**Task to carry out:** The response should consist of the records that follow, printed exactly.
START Data records
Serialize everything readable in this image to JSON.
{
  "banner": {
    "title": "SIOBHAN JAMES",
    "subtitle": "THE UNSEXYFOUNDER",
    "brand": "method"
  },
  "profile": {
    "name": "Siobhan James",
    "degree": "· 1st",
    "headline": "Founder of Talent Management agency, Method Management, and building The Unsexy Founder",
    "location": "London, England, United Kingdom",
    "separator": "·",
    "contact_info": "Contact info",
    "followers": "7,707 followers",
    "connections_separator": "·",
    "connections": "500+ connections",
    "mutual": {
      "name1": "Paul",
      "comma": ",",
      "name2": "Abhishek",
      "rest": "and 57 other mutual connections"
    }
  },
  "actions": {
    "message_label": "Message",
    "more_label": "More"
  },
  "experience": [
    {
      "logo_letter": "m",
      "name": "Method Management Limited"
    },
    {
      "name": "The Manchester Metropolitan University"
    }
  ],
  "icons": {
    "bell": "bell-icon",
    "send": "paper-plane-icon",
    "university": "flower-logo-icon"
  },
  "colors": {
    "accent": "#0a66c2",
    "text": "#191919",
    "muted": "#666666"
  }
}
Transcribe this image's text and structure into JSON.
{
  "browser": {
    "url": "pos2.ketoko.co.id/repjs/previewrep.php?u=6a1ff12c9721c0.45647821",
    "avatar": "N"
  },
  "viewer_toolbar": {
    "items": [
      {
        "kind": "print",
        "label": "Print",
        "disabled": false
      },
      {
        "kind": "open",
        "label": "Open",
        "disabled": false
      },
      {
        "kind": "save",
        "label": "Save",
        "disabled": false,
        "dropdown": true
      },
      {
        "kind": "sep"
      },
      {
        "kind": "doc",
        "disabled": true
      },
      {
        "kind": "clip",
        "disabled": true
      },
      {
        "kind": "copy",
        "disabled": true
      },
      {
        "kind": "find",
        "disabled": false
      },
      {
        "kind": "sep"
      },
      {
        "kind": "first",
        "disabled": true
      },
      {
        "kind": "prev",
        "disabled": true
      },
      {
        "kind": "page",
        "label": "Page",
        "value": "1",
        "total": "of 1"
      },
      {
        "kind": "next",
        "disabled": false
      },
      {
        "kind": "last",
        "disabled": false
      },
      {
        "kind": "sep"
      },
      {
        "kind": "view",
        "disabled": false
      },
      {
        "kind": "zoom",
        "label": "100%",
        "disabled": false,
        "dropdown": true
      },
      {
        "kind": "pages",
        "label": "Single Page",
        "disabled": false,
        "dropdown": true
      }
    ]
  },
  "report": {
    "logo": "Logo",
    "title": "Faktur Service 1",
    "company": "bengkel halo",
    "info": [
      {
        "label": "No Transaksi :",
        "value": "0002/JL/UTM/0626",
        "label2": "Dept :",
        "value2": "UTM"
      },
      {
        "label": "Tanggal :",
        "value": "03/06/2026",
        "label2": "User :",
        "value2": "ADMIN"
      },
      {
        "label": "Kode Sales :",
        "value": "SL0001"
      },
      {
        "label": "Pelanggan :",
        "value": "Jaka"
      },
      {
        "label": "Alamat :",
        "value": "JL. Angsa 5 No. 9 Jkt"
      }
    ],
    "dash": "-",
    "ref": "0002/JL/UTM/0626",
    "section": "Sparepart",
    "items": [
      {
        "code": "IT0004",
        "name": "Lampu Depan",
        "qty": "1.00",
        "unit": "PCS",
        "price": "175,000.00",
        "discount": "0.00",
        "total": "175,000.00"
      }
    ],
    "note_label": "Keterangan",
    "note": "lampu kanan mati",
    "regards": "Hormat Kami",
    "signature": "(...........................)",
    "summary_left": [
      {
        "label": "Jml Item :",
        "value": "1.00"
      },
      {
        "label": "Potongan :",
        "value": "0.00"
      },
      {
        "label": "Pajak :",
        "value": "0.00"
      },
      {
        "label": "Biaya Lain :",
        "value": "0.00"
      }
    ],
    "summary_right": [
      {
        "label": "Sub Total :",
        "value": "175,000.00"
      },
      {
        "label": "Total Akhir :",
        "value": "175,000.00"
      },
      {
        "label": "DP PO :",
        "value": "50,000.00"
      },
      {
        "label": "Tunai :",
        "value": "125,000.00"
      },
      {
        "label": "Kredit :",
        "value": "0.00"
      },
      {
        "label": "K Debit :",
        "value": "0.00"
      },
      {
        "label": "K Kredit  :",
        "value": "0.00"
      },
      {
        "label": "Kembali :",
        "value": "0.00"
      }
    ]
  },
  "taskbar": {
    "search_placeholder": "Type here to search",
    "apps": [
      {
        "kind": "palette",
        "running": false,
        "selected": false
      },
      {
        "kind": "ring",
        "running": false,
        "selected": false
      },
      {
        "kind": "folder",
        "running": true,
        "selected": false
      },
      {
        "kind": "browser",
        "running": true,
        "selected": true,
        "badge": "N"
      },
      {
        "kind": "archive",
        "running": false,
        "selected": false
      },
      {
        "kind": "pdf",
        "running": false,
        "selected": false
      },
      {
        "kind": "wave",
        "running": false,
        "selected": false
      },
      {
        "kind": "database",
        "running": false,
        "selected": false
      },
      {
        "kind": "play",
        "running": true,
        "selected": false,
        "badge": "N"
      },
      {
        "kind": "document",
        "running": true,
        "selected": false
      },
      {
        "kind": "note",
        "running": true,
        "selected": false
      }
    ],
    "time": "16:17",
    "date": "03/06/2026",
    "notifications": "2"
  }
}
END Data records
**Response box:**
Serialize everything readable in this image to JSON.
{
  "banner": {
    "title": "SIOBHAN JAMES",
    "subtitle": "THE UNSEXYFOUNDER",
    "brand": "method"
  },
  "profile": {
    "name": "Siobhan James",
    "degree": "· 1st",
    "headline": "Founder of Talent Management agency, Method Management, and building The Unsexy Founder",
    "location": "London, England, United Kingdom",
    "separator": "·",
    "contact_info": "Contact info",
    "followers": "7,707 followers",
    "connections_separator": "·",
    "connections": "500+ connections",
    "mutual": {
      "name1": "Paul",
      "comma": ",",
      "name2": "Abhishek",
      "rest": "and 57 other mutual connections"
    }
  },
  "actions": {
    "message_label": "Message",
    "more_label": "More"
  },
  "experience": [
    {
      "logo_letter": "m",
      "name": "Method Management Limited"
    },
    {
      "name": "The Manchester Metropolitan University"
    }
  ],
  "icons": {
    "bell": "bell-icon",
    "send": "paper-plane-icon",
    "university": "flower-logo-icon"
  },
  "colors": {
    "accent": "#0a66c2",
    "text": "#191919",
    "muted": "#666666"
  }
}
Transcribe this image's text and structure into JSON.
{
  "browser": {
    "url": "pos2.ketoko.co.id/repjs/previewrep.php?u=6a1ff12c9721c0.45647821",
    "avatar": "N"
  },
  "viewer_toolbar": {
    "items": [
      {
        "kind": "print",
        "label": "Print",
        "disabled": false
      },
      {
        "kind": "open",
        "label": "Open",
        "disabled": false
      },
      {
        "kind": "save",
        "label": "Save",
        "disabled": false,
        "dropdown": true
      },
      {
        "kind": "sep"
      },
      {
        "kind": "doc",
        "disabled": true
      },
      {
        "kind": "clip",
        "disabled": true
      },
      {
        "kind": "copy",
        "disabled": true
      },
      {
        "kind": "find",
        "disabled": false
      },
      {
        "kind": "sep"
      },
      {
        "kind": "first",
        "disabled": true
      },
      {
        "kind": "prev",
        "disabled": true
      },
      {
        "kind": "page",
        "label": "Page",
        "value": "1",
        "total": "of 1"
      },
      {
        "kind": "next",
        "disabled": false
      },
      {
        "kind": "last",
        "disabled": false
      },
      {
        "kind": "sep"
      },
      {
        "kind": "view",
        "disabled": false
      },
      {
        "kind": "zoom",
        "label": "100%",
        "disabled": false,
        "dropdown": true
      },
      {
        "kind": "pages",
        "label": "Single Page",
        "disabled": false,
        "dropdown": true
      }
    ]
  },
  "report": {
    "logo": "Logo",
    "title": "Faktur Service 1",
    "company": "bengkel halo",
    "info": [
      {
        "label": "No Transaksi :",
        "value": "0002/JL/UTM/0626",
        "label2": "Dept :",
        "value2": "UTM"
      },
      {
        "label": "Tanggal :",
        "value": "03/06/2026",
        "label2": "User :",
        "value2": "ADMIN"
      },
      {
        "label": "Kode Sales :",
        "value": "SL0001"
      },
      {
        "label": "Pelanggan :",
        "value": "Jaka"
      },
      {
        "label": "Alamat :",
        "value": "JL. Angsa 5 No. 9 Jkt"
      }
    ],
    "dash": "-",
    "ref": "0002/JL/UTM/0626",
    "section": "Sparepart",
    "items": [
      {
        "code": "IT0004",
        "name": "Lampu Depan",
        "qty": "1.00",
        "unit": "PCS",
        "price": "175,000.00",
        "discount": "0.00",
        "total": "175,000.00"
      }
    ],
    "note_label": "Keterangan",
    "note": "lampu kanan mati",
    "regards": "Hormat Kami",
    "signature": "(...........................)",
    "summary_left": [
      {
        "label": "Jml Item :",
        "value": "1.00"
      },
      {
        "label": "Potongan :",
        "value": "0.00"
      },
      {
        "label": "Pajak :",
        "value": "0.00"
      },
      {
        "label": "Biaya Lain :",
        "value": "0.00"
      }
    ],
    "summary_right": [
      {
        "label": "Sub Total :",
        "value": "175,000.00"
      },
      {
        "label": "Total Akhir :",
        "value": "175,000.00"
      },
      {
        "label": "DP PO :",
        "value": "50,000.00"
      },
      {
        "label": "Tunai :",
        "value": "125,000.00"
      },
      {
        "label": "Kredit :",
        "value": "0.00"
      },
      {
        "label": "K Debit :",
        "value": "0.00"
      },
      {
        "label": "K Kredit  :",
        "value": "0.00"
      },
      {
        "label": "Kembali :",
        "value": "0.00"
      }
    ]
  },
  "taskbar": {
    "search_placeholder": "Type here to search",
    "apps": [
      {
        "kind": "palette",
        "running": false,
        "selected": false
      },
      {
        "kind": "ring",
        "running": false,
        "selected": false
      },
      {
        "kind": "folder",
        "running": true,
        "selected": false
      },
      {
        "kind": "browser",
        "running": true,
        "selected": true,
        "badge": "N"
      },
      {
        "kind": "archive",
        "running": false,
        "selected": false
      },
      {
        "kind": "pdf",
        "running": false,
        "selected": false
      },
      {
        "kind": "wave",
        "running": false,
        "selected": false
      },
      {
        "kind": "database",
        "running": false,
        "selected": false
      },
      {
        "kind": "play",
        "running": true,
        "selected": false,
        "badge": "N"
      },
      {
        "kind": "document",
        "running": true,
        "selected": false
      },
      {
        "kind": "note",
        "running": true,
        "selected": false
      }
    ],
    "time": "16:17",
    "date": "03/06/2026",
    "notifications": "2"
  }
}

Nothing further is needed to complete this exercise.